When a small town manufacturer sells a high priced good somewhere else, they inject money into the local economy. It can be a limited effect, as much of it often gets captured instead of trickling down to the local employees, but by doing more than recirculating local money, this has the power to build a vibrant local economy with local restaurants, local shoe stores, local events and actvities.
When an employer only matches the local market salaries, they are doing nothing to help the local economy. Instead, they’re extracting value by exploiting the lower cost of production, but keeping captured margins of that cost disparity.
The Gentrification Argument⌗
Another argument is that paying extremely high wages in an inexpensive market will lead to gentrification and inequality. Ignoring the silly idea that Facebook, Netflix or Amazon are making salary decisions out of respect for the well-being of some small-town economy, this still doesn’t hold water.
Paying a salary to employees puts money into the local economy, no matter where that local economy is based. If I employ 100 high-wage workers in my home town, I’m supporting 100 expensive houses and several expensive restaurants and stores, but my home town still needs teachers, sanitation workers, nurses and a whole host of other varied services that are required to sustain any area. If I’ve created a large market for expensive houses and restaurants and clothes, where do all of those other people live?
If I, instead, employ 100 high-wage workers in 50 small towns, yes, those 100 workers might live like kings, but the entire local economy hasn’t been altered to only cater to those two workers in each town. Those people still support local restaurants and shops by spending their wages, but they can’t support it alone, so prices need to remain reachable for the rest of the population.
This means that a teacher can now afford to live and shop near the school in which he works, and a sanitation worker doesn’t have to blow their whole paycheck on gas.
Your labor is valuable, so don’t forget to treat it that way. There’s no reason that you should be paid less because you are saving your company money by not taking up office space.
The next time you’re negotiating your salary, keep in mind that you’re the one selling a product to your employer, not the other way around.
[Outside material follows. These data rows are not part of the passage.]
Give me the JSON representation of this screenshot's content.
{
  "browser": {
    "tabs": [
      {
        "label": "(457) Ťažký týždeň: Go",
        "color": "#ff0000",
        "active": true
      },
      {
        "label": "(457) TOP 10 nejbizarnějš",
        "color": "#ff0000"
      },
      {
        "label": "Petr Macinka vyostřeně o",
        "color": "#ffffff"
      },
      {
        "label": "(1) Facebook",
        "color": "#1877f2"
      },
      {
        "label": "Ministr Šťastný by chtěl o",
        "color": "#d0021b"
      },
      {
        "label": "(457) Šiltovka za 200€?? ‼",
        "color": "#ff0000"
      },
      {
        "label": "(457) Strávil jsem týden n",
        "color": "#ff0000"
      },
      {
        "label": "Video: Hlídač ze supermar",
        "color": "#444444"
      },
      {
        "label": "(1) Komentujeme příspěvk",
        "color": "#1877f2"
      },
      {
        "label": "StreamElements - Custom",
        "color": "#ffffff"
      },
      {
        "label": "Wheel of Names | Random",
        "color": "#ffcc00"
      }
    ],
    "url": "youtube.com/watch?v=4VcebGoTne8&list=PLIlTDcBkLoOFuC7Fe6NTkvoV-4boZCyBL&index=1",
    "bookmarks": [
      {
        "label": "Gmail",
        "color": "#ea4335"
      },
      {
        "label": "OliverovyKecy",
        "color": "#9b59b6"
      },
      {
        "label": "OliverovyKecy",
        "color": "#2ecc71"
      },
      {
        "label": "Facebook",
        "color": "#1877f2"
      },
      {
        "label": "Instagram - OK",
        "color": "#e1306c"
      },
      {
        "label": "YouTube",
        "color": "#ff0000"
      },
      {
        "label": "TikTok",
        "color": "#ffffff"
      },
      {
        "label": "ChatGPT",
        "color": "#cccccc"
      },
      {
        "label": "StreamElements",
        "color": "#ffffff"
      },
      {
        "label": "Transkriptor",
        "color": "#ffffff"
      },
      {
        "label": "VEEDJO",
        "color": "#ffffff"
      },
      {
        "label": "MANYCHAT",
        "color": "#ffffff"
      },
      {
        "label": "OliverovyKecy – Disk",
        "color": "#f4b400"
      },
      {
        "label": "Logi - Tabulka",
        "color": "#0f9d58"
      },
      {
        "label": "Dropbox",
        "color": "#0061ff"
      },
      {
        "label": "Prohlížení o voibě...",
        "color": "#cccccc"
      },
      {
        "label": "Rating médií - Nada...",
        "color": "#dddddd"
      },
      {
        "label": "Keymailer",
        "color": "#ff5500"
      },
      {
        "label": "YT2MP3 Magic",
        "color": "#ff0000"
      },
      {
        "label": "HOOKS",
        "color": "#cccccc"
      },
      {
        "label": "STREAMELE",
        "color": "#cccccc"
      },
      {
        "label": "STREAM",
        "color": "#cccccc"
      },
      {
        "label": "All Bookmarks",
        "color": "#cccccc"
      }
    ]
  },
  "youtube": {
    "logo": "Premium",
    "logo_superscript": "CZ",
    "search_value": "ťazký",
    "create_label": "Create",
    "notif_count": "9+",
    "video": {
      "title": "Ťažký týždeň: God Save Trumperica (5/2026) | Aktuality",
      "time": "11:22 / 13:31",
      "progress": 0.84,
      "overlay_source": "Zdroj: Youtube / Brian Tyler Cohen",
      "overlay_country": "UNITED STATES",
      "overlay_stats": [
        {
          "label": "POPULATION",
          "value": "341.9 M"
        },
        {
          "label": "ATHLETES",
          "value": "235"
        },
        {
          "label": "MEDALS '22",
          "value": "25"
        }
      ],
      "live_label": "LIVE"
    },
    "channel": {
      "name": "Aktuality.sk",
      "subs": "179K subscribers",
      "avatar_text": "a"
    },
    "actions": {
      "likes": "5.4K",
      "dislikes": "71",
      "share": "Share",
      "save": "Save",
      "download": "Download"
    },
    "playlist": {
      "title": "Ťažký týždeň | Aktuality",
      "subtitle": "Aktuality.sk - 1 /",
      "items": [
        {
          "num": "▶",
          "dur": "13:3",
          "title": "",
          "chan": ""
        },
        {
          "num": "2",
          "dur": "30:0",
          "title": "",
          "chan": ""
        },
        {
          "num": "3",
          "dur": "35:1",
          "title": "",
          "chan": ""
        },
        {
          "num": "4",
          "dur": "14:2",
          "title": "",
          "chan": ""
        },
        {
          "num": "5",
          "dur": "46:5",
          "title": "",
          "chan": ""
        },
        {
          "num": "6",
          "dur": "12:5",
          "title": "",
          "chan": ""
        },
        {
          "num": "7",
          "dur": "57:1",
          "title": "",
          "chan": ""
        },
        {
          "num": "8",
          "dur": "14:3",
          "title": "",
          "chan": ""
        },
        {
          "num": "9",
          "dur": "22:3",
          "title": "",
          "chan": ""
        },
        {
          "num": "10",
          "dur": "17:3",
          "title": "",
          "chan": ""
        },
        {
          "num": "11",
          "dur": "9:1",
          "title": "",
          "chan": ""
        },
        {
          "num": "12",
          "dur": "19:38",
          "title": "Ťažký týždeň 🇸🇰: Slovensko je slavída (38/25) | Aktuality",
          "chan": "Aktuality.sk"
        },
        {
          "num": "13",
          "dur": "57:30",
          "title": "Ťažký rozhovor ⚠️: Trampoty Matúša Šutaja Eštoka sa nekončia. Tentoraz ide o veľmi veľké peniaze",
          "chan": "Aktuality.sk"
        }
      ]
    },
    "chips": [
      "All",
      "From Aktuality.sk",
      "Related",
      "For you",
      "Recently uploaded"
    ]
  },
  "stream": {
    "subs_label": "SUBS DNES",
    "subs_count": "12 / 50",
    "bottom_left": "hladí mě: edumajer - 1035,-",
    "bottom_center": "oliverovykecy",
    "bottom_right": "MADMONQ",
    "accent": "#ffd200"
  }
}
That’s a fortunate position to be in, and it would be a shame to waste it.